What to work on> The answer must be every line from the listing that holds the string "curve".

**** Input material ****

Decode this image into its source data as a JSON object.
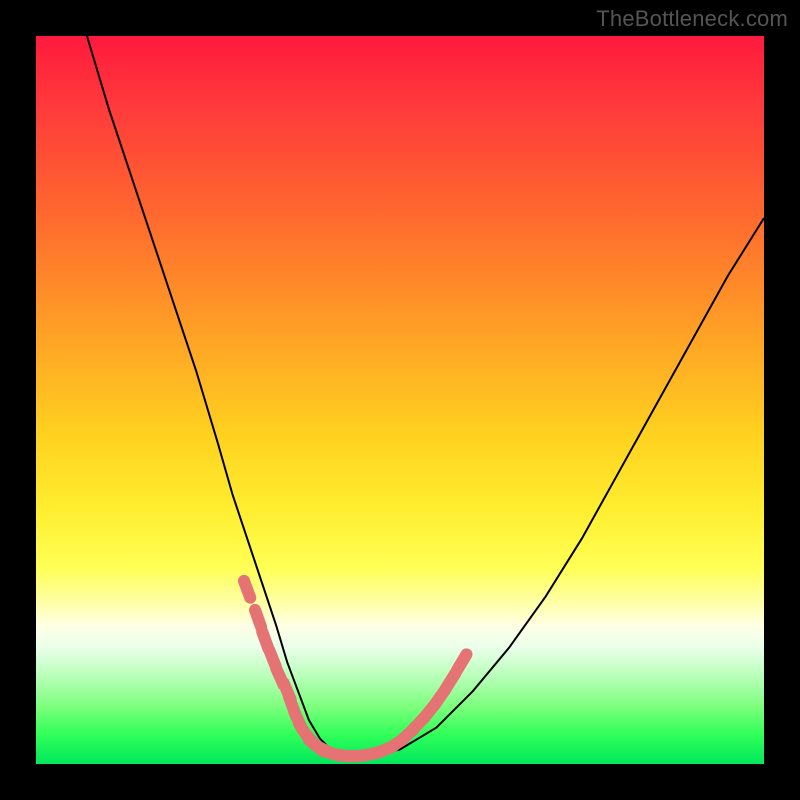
{
  "watermark": "TheBottleneck.com",
  "colors": {
    "frame": "#000000",
    "curve": "#000000",
    "marker": "#e57373",
    "gradient_stops": [
      "#ff1a3d",
      "#ff3b3b",
      "#ff6a2e",
      "#ff9e26",
      "#ffd21f",
      "#ffee30",
      "#ffff55",
      "#ffffaa",
      "#ffffe5",
      "#eaffea",
      "#b8ffb8",
      "#7fff7f",
      "#30ff59",
      "#00e85c"
    ]
  },
  "chart_data": {
    "type": "line",
    "title": "",
    "xlabel": "",
    "ylabel": "",
    "xlim": [
      0,
      100
    ],
    "ylim": [
      0,
      100
    ],
    "grid": false,
    "legend": false,
    "series": [
      {
        "name": "bottleneck-curve",
        "x": [
          7,
          10,
          14,
          18,
          22,
          25,
          27,
          29,
          31,
          33,
          34.5,
          36,
          37.5,
          39,
          40.5,
          43,
          46,
          50,
          55,
          60,
          65,
          70,
          75,
          80,
          85,
          90,
          95,
          100
        ],
        "y": [
          100,
          90,
          78,
          66,
          54,
          44,
          37,
          31,
          25,
          19,
          14,
          10,
          6,
          3.5,
          2,
          1,
          1,
          2,
          5,
          10,
          16,
          23,
          31,
          40,
          49,
          58,
          67,
          75
        ]
      }
    ],
    "markers": {
      "name": "highlight-dots",
      "x": [
        29,
        30.5,
        31.5,
        32.5,
        33.5,
        34.5,
        35.2,
        36,
        36.8,
        37.6,
        38.5,
        39.5,
        40.5,
        42,
        43.5,
        45,
        46.5,
        48,
        49.5,
        51,
        52.5,
        54,
        55.5,
        57,
        58.5
      ],
      "y": [
        24,
        20,
        17,
        14.5,
        12,
        10,
        8,
        6,
        4.5,
        3.5,
        2.5,
        2,
        1.5,
        1.2,
        1.1,
        1.2,
        1.5,
        2,
        2.8,
        4,
        5.5,
        7.2,
        9.2,
        11.5,
        14
      ]
    }
  }
}
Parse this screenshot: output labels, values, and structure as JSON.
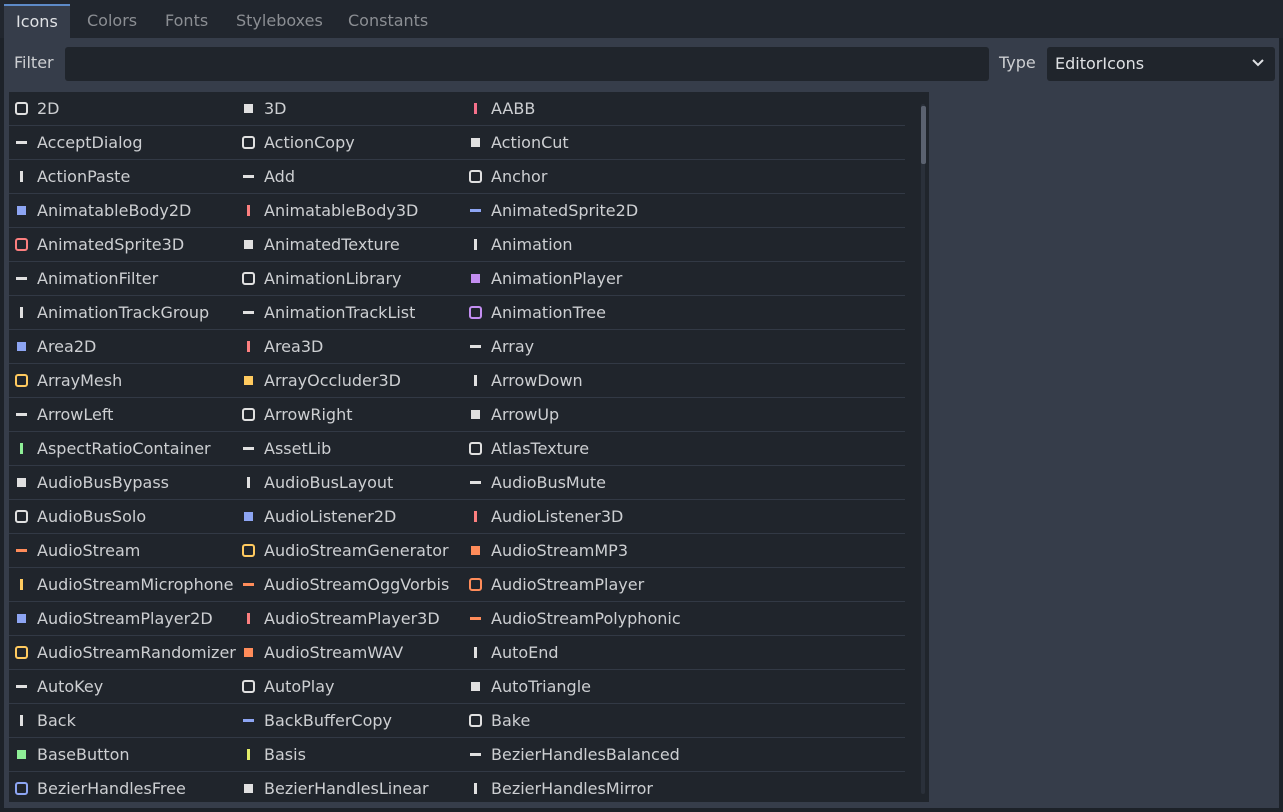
{
  "tabs": [
    "Icons",
    "Colors",
    "Fonts",
    "Styleboxes",
    "Constants"
  ],
  "filter": {
    "label": "Filter",
    "value": ""
  },
  "type": {
    "label": "Type",
    "value": "EditorIcons"
  },
  "items": [
    {
      "name": "2D",
      "icon": "2d-icon",
      "color": "#e0e0e0"
    },
    {
      "name": "3D",
      "icon": "3d-icon",
      "color": "#e0e0e0"
    },
    {
      "name": "AABB",
      "icon": "aabb-icon",
      "color": "#f5708a"
    },
    {
      "name": "AcceptDialog",
      "icon": "accept-dialog-icon",
      "color": "#e0e0e0"
    },
    {
      "name": "ActionCopy",
      "icon": "action-copy-icon",
      "color": "#e0e0e0"
    },
    {
      "name": "ActionCut",
      "icon": "action-cut-icon",
      "color": "#e0e0e0"
    },
    {
      "name": "ActionPaste",
      "icon": "action-paste-icon",
      "color": "#e0e0e0"
    },
    {
      "name": "Add",
      "icon": "add-icon",
      "color": "#e0e0e0"
    },
    {
      "name": "Anchor",
      "icon": "anchor-icon",
      "color": "#e0e0e0"
    },
    {
      "name": "AnimatableBody2D",
      "icon": "animatable-body-2d-icon",
      "color": "#8da5f3"
    },
    {
      "name": "AnimatableBody3D",
      "icon": "animatable-body-3d-icon",
      "color": "#fc7f7f"
    },
    {
      "name": "AnimatedSprite2D",
      "icon": "animated-sprite-2d-icon",
      "color": "#8da5f3"
    },
    {
      "name": "AnimatedSprite3D",
      "icon": "animated-sprite-3d-icon",
      "color": "#fc7f7f"
    },
    {
      "name": "AnimatedTexture",
      "icon": "animated-texture-icon",
      "color": "#e0e0e0"
    },
    {
      "name": "Animation",
      "icon": "animation-icon",
      "color": "#e0e0e0"
    },
    {
      "name": "AnimationFilter",
      "icon": "animation-filter-icon",
      "color": "#e0e0e0"
    },
    {
      "name": "AnimationLibrary",
      "icon": "animation-library-icon",
      "color": "#e0e0e0"
    },
    {
      "name": "AnimationPlayer",
      "icon": "animation-player-icon",
      "color": "#c38ef1"
    },
    {
      "name": "AnimationTrackGroup",
      "icon": "animation-track-group-icon",
      "color": "#e0e0e0"
    },
    {
      "name": "AnimationTrackList",
      "icon": "animation-track-list-icon",
      "color": "#e0e0e0"
    },
    {
      "name": "AnimationTree",
      "icon": "animation-tree-icon",
      "color": "#c38ef1"
    },
    {
      "name": "Area2D",
      "icon": "area-2d-icon",
      "color": "#8da5f3"
    },
    {
      "name": "Area3D",
      "icon": "area-3d-icon",
      "color": "#fc7f7f"
    },
    {
      "name": "Array",
      "icon": "array-icon",
      "color": "#e0e0e0"
    },
    {
      "name": "ArrayMesh",
      "icon": "array-mesh-icon",
      "color": "#ffca5f"
    },
    {
      "name": "ArrayOccluder3D",
      "icon": "array-occluder-3d-icon",
      "color": "#ffca5f"
    },
    {
      "name": "ArrowDown",
      "icon": "arrow-down-icon",
      "color": "#e0e0e0"
    },
    {
      "name": "ArrowLeft",
      "icon": "arrow-left-icon",
      "color": "#e0e0e0"
    },
    {
      "name": "ArrowRight",
      "icon": "arrow-right-icon",
      "color": "#e0e0e0"
    },
    {
      "name": "ArrowUp",
      "icon": "arrow-up-icon",
      "color": "#e0e0e0"
    },
    {
      "name": "AspectRatioContainer",
      "icon": "aspect-ratio-container-icon",
      "color": "#8eef97"
    },
    {
      "name": "AssetLib",
      "icon": "asset-lib-icon",
      "color": "#e0e0e0"
    },
    {
      "name": "AtlasTexture",
      "icon": "atlas-texture-icon",
      "color": "#e0e0e0"
    },
    {
      "name": "AudioBusBypass",
      "icon": "audio-bus-bypass-icon",
      "color": "#e0e0e0"
    },
    {
      "name": "AudioBusLayout",
      "icon": "audio-bus-layout-icon",
      "color": "#e0e0e0"
    },
    {
      "name": "AudioBusMute",
      "icon": "audio-bus-mute-icon",
      "color": "#e0e0e0"
    },
    {
      "name": "AudioBusSolo",
      "icon": "audio-bus-solo-icon",
      "color": "#e0e0e0"
    },
    {
      "name": "AudioListener2D",
      "icon": "audio-listener-2d-icon",
      "color": "#8da5f3"
    },
    {
      "name": "AudioListener3D",
      "icon": "audio-listener-3d-icon",
      "color": "#fc7f7f"
    },
    {
      "name": "AudioStream",
      "icon": "audio-stream-icon",
      "color": "#ff8c5a"
    },
    {
      "name": "AudioStreamGenerator",
      "icon": "audio-stream-generator-icon",
      "color": "#ffca5f"
    },
    {
      "name": "AudioStreamMP3",
      "icon": "audio-stream-mp3-icon",
      "color": "#ff8c5a"
    },
    {
      "name": "AudioStreamMicrophone",
      "icon": "audio-stream-microphone-icon",
      "color": "#ffca5f"
    },
    {
      "name": "AudioStreamOggVorbis",
      "icon": "audio-stream-ogg-vorbis-icon",
      "color": "#ff8c5a"
    },
    {
      "name": "AudioStreamPlayer",
      "icon": "audio-stream-player-icon",
      "color": "#ff8c5a"
    },
    {
      "name": "AudioStreamPlayer2D",
      "icon": "audio-stream-player-2d-icon",
      "color": "#8da5f3"
    },
    {
      "name": "AudioStreamPlayer3D",
      "icon": "audio-stream-player-3d-icon",
      "color": "#fc7f7f"
    },
    {
      "name": "AudioStreamPolyphonic",
      "icon": "audio-stream-polyphonic-icon",
      "color": "#ff8c5a"
    },
    {
      "name": "AudioStreamRandomizer",
      "icon": "audio-stream-randomizer-icon",
      "color": "#ffca5f"
    },
    {
      "name": "AudioStreamWAV",
      "icon": "audio-stream-wav-icon",
      "color": "#ff8c5a"
    },
    {
      "name": "AutoEnd",
      "icon": "auto-end-icon",
      "color": "#e0e0e0"
    },
    {
      "name": "AutoKey",
      "icon": "auto-key-icon",
      "color": "#e0e0e0"
    },
    {
      "name": "AutoPlay",
      "icon": "auto-play-icon",
      "color": "#e0e0e0"
    },
    {
      "name": "AutoTriangle",
      "icon": "auto-triangle-icon",
      "color": "#e0e0e0"
    },
    {
      "name": "Back",
      "icon": "back-icon",
      "color": "#e0e0e0"
    },
    {
      "name": "BackBufferCopy",
      "icon": "back-buffer-copy-icon",
      "color": "#8da5f3"
    },
    {
      "name": "Bake",
      "icon": "bake-icon",
      "color": "#e0e0e0"
    },
    {
      "name": "BaseButton",
      "icon": "base-button-icon",
      "color": "#8eef97"
    },
    {
      "name": "Basis",
      "icon": "basis-icon",
      "color": "#e3ec69"
    },
    {
      "name": "BezierHandlesBalanced",
      "icon": "bezier-handles-balanced-icon",
      "color": "#e0e0e0"
    },
    {
      "name": "BezierHandlesFree",
      "icon": "bezier-handles-free-icon",
      "color": "#8da5f3"
    },
    {
      "name": "BezierHandlesLinear",
      "icon": "bezier-handles-linear-icon",
      "color": "#e0e0e0"
    },
    {
      "name": "BezierHandlesMirror",
      "icon": "bezier-handles-mirror-icon",
      "color": "#e0e0e0"
    }
  ]
}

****

Output>
    "curve": "#000000",
        "name": "bottleneck-curve",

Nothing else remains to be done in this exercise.